Google has temporarily disabled live traffic features offered by Google Maps in Ukraine to protect users’ safety as the country is invaded by neighboring Russia.
The features use anonymous location data collected from Android smartphones to show where there are traffic delays on roads and which businesses and stores are busy. Experts say such data could offer insight into the progress of the invasion. One open source intelligence (OSINT) expert said he saw signs of the Russian invasion early last Thursday after spotting unusual “traffic jams” at the Ukrainian border on Google Maps.
“I think we were the first people to see the invasion,” OSINT expert, Professor Jerry Lewis of the Middlebury Institute, told Motherboard last week. “And we saw it in a traffic app.”
Google said the decision to disable these features was made to protect local users’ safety after consultation with Ukrainian authorities, report Reuters and Vice. The features have been disabled from global access, but Google says live traffic information will still be available to drivers using turn-by-turn navigation features in the region. It’s not clear if Google has ever disabled these features during previous conflicts or wars.
Location data collected by mapping services often offers these sorts of unexpected insights. For example, when fitness tracking app Strava released a map in 2017 of users’ activity, it accidentally revealed the location of several US military bases, showing where soldiers had been running laps around airfields. Similarly, Snapchat’s geolocation features have been used to collect images and videos from the frontline in the Iraq War. And with or without location data, information shared in warzones via social media has become a vital tool for open-source investigators, journalists, and others.
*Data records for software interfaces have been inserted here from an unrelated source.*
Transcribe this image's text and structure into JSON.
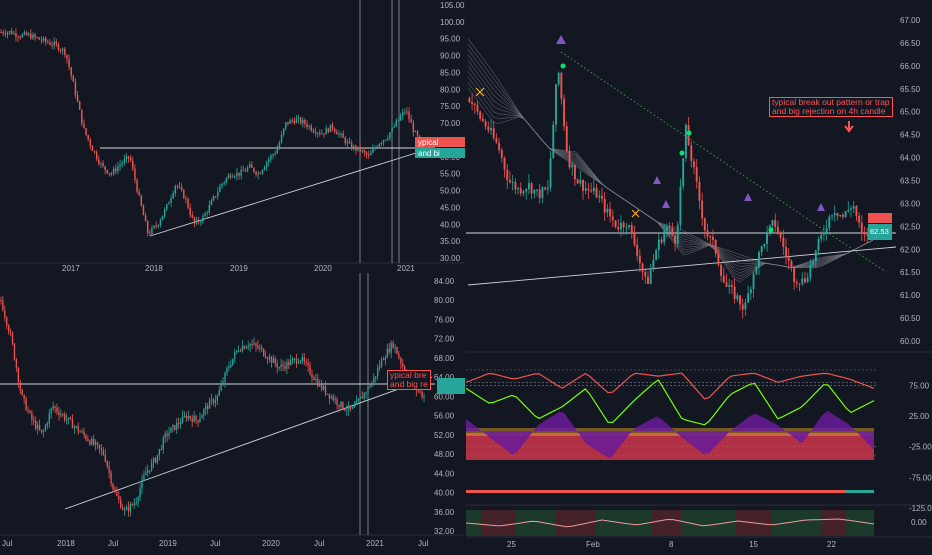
{
  "colors": {
    "background": "#131722",
    "up": "#26a69a",
    "down": "#ef5350",
    "axis_text": "#b2b5be",
    "grid_line": "#2a2e39",
    "trend_line": "#d1d4dc",
    "annotation": "#ff5252",
    "price_badge": "#26a69a"
  },
  "top_left": {
    "y_ticks": [
      "105.00",
      "100.00",
      "95.00",
      "90.00",
      "85.00",
      "80.00",
      "75.00",
      "70.00",
      "65.00",
      "60.00",
      "55.00",
      "50.00",
      "45.00",
      "40.00",
      "35.00",
      "30.00"
    ],
    "x_ticks": [
      "2017",
      "2018",
      "2019",
      "2020",
      "2021"
    ]
  },
  "bottom_left": {
    "y_ticks": [
      "84.00",
      "80.00",
      "76.00",
      "72.00",
      "68.00",
      "64.00",
      "60.00",
      "56.00",
      "52.00",
      "48.00",
      "44.00",
      "40.00",
      "36.00",
      "32.00"
    ],
    "x_ticks": [
      "Jul",
      "2018",
      "Jul",
      "2019",
      "Jul",
      "2020",
      "Jul",
      "2021",
      "Jul"
    ],
    "annotation": "ypical bre\nand big re"
  },
  "right_main": {
    "y_ticks": [
      "67.00",
      "66.50",
      "66.00",
      "65.50",
      "65.00",
      "64.50",
      "64.00",
      "63.50",
      "63.00",
      "62.50",
      "62.00",
      "61.50",
      "61.00",
      "60.50",
      "60.00"
    ],
    "x_ticks": [
      "25",
      "Feb",
      "8",
      "15",
      "22"
    ],
    "annotation": "typical break out pattern or trap\nand big rejection on 4h candle",
    "last_price": "62.53"
  },
  "right_oscillator": {
    "y_ticks": [
      "75.00",
      "25.00",
      "-25.00",
      "-75.00",
      "-125.00"
    ]
  },
  "right_bottom": {
    "y_ticks": [
      "0.00"
    ]
  },
  "chart_data": [
    {
      "type": "candlestick",
      "pane": "weekly, 2017–2021",
      "ylim": [
        30,
        105
      ],
      "x": [
        "2016-07",
        "2016-10",
        "2017-01",
        "2017-02",
        "2017-04",
        "2017-06",
        "2017-08",
        "2017-10",
        "2017-12",
        "2018-01",
        "2018-03",
        "2018-05",
        "2018-07",
        "2018-09",
        "2018-11",
        "2019-01",
        "2019-03",
        "2019-05",
        "2019-07",
        "2019-09",
        "2019-11",
        "2020-01",
        "2020-03",
        "2020-05",
        "2020-07",
        "2020-09",
        "2020-11",
        "2021-01",
        "2021-02"
      ],
      "close": [
        97,
        97,
        96,
        95,
        80,
        68,
        57,
        55,
        60,
        37,
        45,
        50,
        40,
        42,
        50,
        55,
        55,
        57,
        59,
        61,
        60,
        69,
        72,
        68,
        67,
        62,
        64,
        70,
        63
      ]
    },
    {
      "type": "candlestick",
      "pane": "daily, 2017–2021",
      "ylim": [
        32,
        84
      ],
      "x": [
        "2017-07",
        "2017-10",
        "2018-01",
        "2018-04",
        "2018-07",
        "2018-10",
        "2019-01",
        "2019-04",
        "2019-07",
        "2019-10",
        "2020-01",
        "2020-04",
        "2020-07",
        "2020-10",
        "2021-01",
        "2021-02"
      ],
      "close": [
        77,
        55,
        50,
        38,
        45,
        53,
        55,
        60,
        65,
        69,
        66,
        62,
        58,
        61,
        70,
        60
      ]
    },
    {
      "type": "candlestick",
      "pane": "4h, Jan–Feb 2021",
      "ylim": [
        60,
        67
      ],
      "x": [
        "2021-01-19",
        "2021-01-22",
        "2021-01-25",
        "2021-01-27",
        "2021-01-29",
        "2021-02-01",
        "2021-02-03",
        "2021-02-05",
        "2021-02-08",
        "2021-02-10",
        "2021-02-12",
        "2021-02-15",
        "2021-02-17",
        "2021-02-19",
        "2021-02-22",
        "2021-02-24"
      ],
      "close": [
        65.0,
        64.0,
        63.4,
        65.0,
        63.5,
        62.5,
        61.4,
        62.5,
        64.6,
        62.4,
        60.6,
        61.6,
        62.6,
        61.1,
        62.3,
        62.53
      ]
    }
  ]
}
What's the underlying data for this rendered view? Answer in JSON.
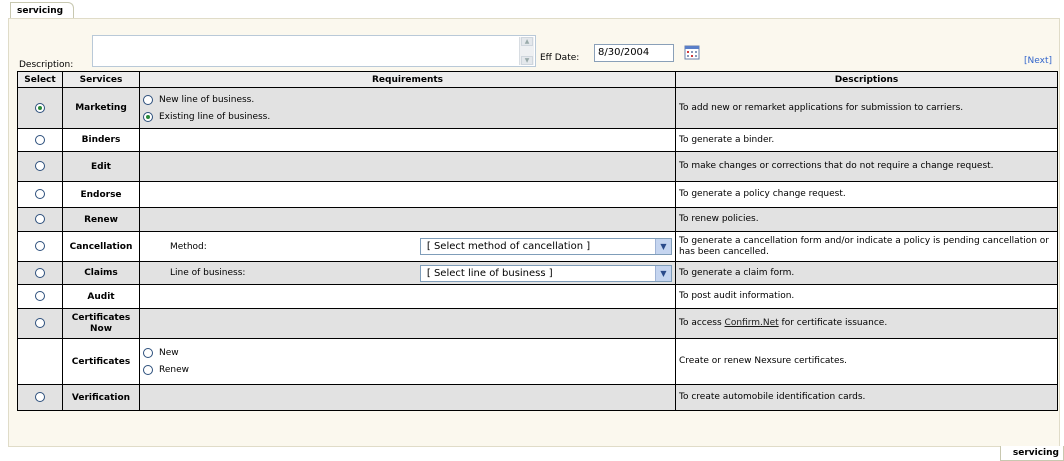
{
  "tabs": {
    "top_label": "servicing",
    "bottom_label": "servicing"
  },
  "form": {
    "description_label": "Description:",
    "description_value": "",
    "eff_date_label": "Eff Date:",
    "eff_date_value": "8/30/2004",
    "next_link": "[Next]"
  },
  "table": {
    "headers": [
      "Select",
      "Services",
      "Requirements",
      "Descriptions"
    ],
    "rows": [
      {
        "service": "Marketing",
        "selected": true,
        "options": [
          "New line of business.",
          "Existing line of business."
        ],
        "selected_option": 1,
        "description": "To add new or remarket applications for submission to carriers."
      },
      {
        "service": "Binders",
        "selected": false,
        "description": "To generate a binder."
      },
      {
        "service": "Edit",
        "selected": false,
        "description": "To make changes or corrections that do not require a change request."
      },
      {
        "service": "Endorse",
        "selected": false,
        "description": "To generate a policy change request."
      },
      {
        "service": "Renew",
        "selected": false,
        "description": "To renew policies."
      },
      {
        "service": "Cancellation",
        "selected": false,
        "req_label": "Method:",
        "req_select": "[ Select method of cancellation ]",
        "description": "To generate a cancellation form and/or indicate a policy is pending cancellation or has been cancelled."
      },
      {
        "service": "Claims",
        "selected": false,
        "req_label": "Line of business:",
        "req_select": "[ Select line of business ]",
        "description": "To generate a claim form."
      },
      {
        "service": "Audit",
        "selected": false,
        "description": "To post audit information."
      },
      {
        "service": "Certificates Now",
        "selected": false,
        "description_pre": "To access ",
        "description_link": "Confirm.Net",
        "description_post": " for certificate issuance."
      },
      {
        "service": "Certificates",
        "options": [
          "New",
          "Renew"
        ],
        "description": "Create or renew Nexsure certificates."
      },
      {
        "service": "Verification",
        "selected": false,
        "description": "To create automobile identification cards."
      }
    ]
  }
}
Usually, this data has to be combined with other sources to provide reliable info. In the case of the traffic jams spotted outside of Ukraine last Thursday, for example, investigators were already examining the area using satellite imagery. The smartphone data itself probably come from civilians stopped at roadblocks, not soldiers using Android phones.
“I think big data companies often don’t want to face squarely how useful their data can be,” OSINT investigator Lewis told Motherboard last week. “I mean, it’s cool when we do it, right? It’s maybe less cool if the Russians were able to do something similar to, you know, spotting an offensive from Ukranians.”